• Carbon isotope;
  • carbonate cements;
  • drowning;
  • South-east France;
  • Southern Provence carbonate platform;
  • Toarcian Oceanic Anoxic Event

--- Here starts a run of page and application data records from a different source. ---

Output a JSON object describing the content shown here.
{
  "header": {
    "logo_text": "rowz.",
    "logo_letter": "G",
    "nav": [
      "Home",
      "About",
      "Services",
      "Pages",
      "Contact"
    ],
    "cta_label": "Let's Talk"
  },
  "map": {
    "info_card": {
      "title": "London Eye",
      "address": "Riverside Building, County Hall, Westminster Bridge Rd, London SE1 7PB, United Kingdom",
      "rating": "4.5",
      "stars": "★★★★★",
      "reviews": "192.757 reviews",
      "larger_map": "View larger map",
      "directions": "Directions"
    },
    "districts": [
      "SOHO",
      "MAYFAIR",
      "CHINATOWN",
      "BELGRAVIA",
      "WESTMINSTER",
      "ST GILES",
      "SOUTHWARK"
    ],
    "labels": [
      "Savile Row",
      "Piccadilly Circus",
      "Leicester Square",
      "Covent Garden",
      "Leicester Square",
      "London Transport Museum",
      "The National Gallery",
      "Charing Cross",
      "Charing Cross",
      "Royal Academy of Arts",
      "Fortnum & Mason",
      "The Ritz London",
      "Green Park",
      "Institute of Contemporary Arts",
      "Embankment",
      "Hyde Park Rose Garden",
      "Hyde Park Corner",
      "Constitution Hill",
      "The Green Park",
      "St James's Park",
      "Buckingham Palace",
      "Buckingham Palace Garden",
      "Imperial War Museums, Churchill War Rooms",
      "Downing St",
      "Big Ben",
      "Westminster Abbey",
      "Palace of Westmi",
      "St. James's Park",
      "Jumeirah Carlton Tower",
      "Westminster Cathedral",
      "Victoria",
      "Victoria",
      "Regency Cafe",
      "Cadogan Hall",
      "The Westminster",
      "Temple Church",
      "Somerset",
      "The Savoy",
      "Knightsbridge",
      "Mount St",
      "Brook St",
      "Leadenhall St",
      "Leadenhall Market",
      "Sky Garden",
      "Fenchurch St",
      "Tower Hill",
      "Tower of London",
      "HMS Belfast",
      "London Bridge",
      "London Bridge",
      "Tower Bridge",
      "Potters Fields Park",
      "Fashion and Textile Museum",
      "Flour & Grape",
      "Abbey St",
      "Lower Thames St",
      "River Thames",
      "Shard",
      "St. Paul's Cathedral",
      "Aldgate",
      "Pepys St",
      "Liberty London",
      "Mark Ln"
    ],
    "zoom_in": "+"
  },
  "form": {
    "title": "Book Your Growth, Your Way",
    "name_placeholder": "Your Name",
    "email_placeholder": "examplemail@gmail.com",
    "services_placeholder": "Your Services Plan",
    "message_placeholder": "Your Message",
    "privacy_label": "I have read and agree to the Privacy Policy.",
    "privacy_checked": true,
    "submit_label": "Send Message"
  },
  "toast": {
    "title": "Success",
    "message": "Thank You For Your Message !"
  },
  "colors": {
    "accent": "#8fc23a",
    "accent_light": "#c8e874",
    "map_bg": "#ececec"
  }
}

The Toarcian Oceanic Anoxic Event is well-known as coinciding with a carbonate crisis, coupled with organic matter accumulation and perturbation of the carbon cycle expressed by carbon-isotope excursions. In this palaeoenvironmental setting, the present research attempts to better constrain the palaeoenvironmental conditions leading to the drowning of a carbonate platform during Late Pliensbachian to Early Toarcian times. This study is based on the integrated sedimentological, diagenetic and geochemical (stable isotopes and Rock-Eval pyrolysis) analysis of several stratigraphic successions located in the Southern Provence sub-Basin (South-east France). Eodiagenetic ferroan calcite cements below two hardground surfaces at the Pliensbachian–Toarcian transition record episodic eutrophication events. Such events were precursor stages of a global palaeoenvironmental perturbation (i.e. a global carbon cycle perturbation) that led to the demise of the carbonate platform and occurred prior to the Toarcian Oceanic Anoxic Event. Subsequently, the acme of the palaeoenvironmental deterioration that coincided with the Toarcian Oceanic Anoxic Event is recorded by a pronounced negative carbon-isotope excursion (−3‰) followed by a positive one (2·87‰), organic matter preservation and inferred high temperature of surface sea water (ca 25°C) as given by oxygen-isotope values from chondrichthyan tooth enamel. Sedimentological comparisons, as well as chemostratigraphic and biostratigraphical correlations between the Early Toarcian sedimentary series of the Southern Provence and Eastern Dauphinois sub-basins, indicate that tectonic tilting occurred earlier in the Southern Provence sub-Basin; this resulted in the preservation of organic-rich deposits in the first sub-basin and depositional hiatus in the second sub-basin. Thus, local conditions, such as contrasting structural setting, could markedly modify the sedimentary signature of a global climatic event.